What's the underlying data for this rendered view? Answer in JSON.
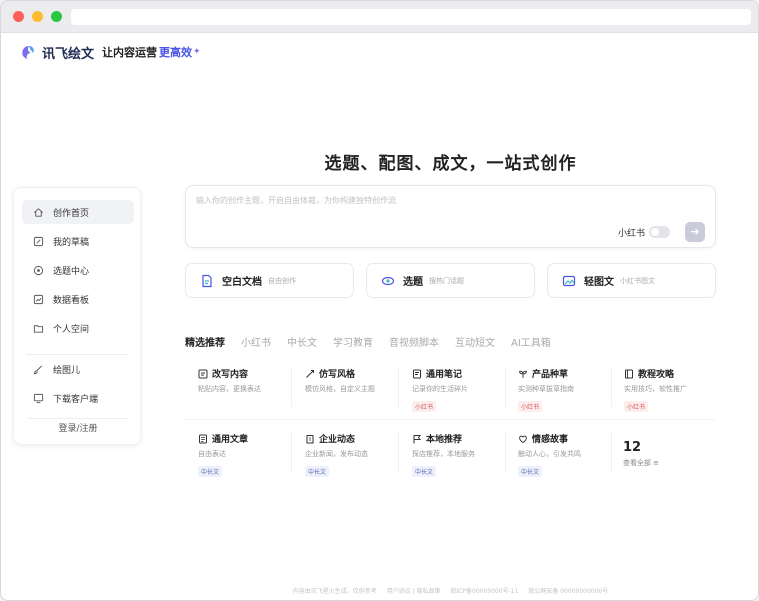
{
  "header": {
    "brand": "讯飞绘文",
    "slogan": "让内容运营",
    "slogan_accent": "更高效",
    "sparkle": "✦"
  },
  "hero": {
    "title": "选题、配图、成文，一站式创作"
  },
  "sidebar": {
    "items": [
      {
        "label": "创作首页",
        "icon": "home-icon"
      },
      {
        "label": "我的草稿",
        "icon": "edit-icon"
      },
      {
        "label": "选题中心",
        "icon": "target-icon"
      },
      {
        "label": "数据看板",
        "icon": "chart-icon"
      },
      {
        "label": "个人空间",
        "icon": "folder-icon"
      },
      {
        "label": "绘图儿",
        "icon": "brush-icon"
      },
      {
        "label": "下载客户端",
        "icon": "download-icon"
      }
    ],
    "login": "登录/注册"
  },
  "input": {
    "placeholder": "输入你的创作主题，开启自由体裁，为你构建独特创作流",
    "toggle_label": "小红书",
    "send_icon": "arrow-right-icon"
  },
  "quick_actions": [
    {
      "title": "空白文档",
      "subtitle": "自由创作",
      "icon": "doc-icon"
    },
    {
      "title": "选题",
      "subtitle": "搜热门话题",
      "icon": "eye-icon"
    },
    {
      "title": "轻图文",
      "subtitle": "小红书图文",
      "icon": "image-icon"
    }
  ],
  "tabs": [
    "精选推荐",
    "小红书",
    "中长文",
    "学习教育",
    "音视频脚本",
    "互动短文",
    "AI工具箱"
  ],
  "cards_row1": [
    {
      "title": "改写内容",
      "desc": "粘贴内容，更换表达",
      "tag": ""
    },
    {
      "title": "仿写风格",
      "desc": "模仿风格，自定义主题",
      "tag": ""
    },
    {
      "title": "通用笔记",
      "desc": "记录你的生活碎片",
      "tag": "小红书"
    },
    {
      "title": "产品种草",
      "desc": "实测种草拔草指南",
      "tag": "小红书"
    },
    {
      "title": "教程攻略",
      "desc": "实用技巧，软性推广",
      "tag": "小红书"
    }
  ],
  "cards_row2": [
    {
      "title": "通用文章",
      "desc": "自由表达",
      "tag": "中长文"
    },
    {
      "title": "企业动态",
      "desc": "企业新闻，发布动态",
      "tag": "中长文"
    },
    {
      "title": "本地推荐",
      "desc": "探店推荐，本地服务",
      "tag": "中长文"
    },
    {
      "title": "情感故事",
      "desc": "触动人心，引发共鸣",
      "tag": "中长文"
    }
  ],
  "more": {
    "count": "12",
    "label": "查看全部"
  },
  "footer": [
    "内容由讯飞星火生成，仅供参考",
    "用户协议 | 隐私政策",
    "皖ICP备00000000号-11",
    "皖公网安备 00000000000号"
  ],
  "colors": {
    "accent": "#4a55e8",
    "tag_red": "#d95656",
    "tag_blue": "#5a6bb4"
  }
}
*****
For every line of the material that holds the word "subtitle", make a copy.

SOLUTION:
      "subtitle": "自由创作",
      "subtitle": "搜热门话题",
      "subtitle": "小红书图文",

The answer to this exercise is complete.